- [Problem description]:
Every entry in the data below needs to be repeated exactly.

- [The data]:
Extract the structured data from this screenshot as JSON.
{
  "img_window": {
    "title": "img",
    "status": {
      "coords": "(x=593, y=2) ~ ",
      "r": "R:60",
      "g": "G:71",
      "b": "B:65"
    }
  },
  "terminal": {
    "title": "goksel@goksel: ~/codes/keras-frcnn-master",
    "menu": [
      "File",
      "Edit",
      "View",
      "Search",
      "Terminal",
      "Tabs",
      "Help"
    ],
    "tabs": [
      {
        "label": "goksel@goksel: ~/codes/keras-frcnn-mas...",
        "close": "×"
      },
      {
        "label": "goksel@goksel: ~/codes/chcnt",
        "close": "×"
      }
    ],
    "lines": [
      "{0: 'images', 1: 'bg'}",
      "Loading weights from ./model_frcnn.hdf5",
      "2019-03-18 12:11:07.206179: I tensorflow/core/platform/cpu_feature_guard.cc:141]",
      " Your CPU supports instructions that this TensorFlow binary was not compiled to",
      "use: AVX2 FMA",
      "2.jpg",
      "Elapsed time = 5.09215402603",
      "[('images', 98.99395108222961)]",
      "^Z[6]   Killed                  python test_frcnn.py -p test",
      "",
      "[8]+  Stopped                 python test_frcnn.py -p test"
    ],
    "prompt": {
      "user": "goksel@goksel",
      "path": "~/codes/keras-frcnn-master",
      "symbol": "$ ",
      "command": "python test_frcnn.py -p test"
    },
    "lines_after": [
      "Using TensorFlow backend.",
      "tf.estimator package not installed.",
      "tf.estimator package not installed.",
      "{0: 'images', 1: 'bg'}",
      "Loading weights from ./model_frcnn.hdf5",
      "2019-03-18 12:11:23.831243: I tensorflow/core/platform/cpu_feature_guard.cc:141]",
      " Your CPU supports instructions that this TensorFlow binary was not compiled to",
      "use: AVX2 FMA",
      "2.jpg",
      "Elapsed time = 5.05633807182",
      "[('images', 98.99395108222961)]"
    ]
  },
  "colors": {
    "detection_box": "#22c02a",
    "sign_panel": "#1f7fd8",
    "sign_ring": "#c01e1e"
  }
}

- [The answer]:
Extract the structured data from this screenshot as JSON.
{
  "img_window": {
    "title": "img",
    "status": {
      "coords": "(x=593, y=2) ~ ",
      "r": "R:60",
      "g": "G:71",
      "b": "B:65"
    }
  },
  "terminal": {
    "title": "goksel@goksel: ~/codes/keras-frcnn-master",
    "menu": [
      "File",
      "Edit",
      "View",
      "Search",
      "Terminal",
      "Tabs",
      "Help"
    ],
    "tabs": [
      {
        "label": "goksel@goksel: ~/codes/keras-frcnn-mas...",
        "close": "×"
      },
      {
        "label": "goksel@goksel: ~/codes/chcnt",
        "close": "×"
      }
    ],
    "lines": [
      "{0: 'images', 1: 'bg'}",
      "Loading weights from ./model_frcnn.hdf5",
      "2019-03-18 12:11:07.206179: I tensorflow/core/platform/cpu_feature_guard.cc:141]",
      " Your CPU supports instructions that this TensorFlow binary was not compiled to",
      "use: AVX2 FMA",
      "2.jpg",
      "Elapsed time = 5.09215402603",
      "[('images', 98.99395108222961)]",
      "^Z[6]   Killed                  python test_frcnn.py -p test",
      "",
      "[8]+  Stopped                 python test_frcnn.py -p test"
    ],
    "prompt": {
      "user": "goksel@goksel",
      "path": "~/codes/keras-frcnn-master",
      "symbol": "$ ",
      "command": "python test_frcnn.py -p test"
    },
    "lines_after": [
      "Using TensorFlow backend.",
      "tf.estimator package not installed.",
      "tf.estimator package not installed.",
      "{0: 'images', 1: 'bg'}",
      "Loading weights from ./model_frcnn.hdf5",
      "2019-03-18 12:11:23.831243: I tensorflow/core/platform/cpu_feature_guard.cc:141]",
      " Your CPU supports instructions that this TensorFlow binary was not compiled to",
      "use: AVX2 FMA",
      "2.jpg",
      "Elapsed time = 5.05633807182",
      "[('images', 98.99395108222961)]"
    ]
  },
  "colors": {
    "detection_box": "#22c02a",
    "sign_panel": "#1f7fd8",
    "sign_ring": "#c01e1e"
  }
}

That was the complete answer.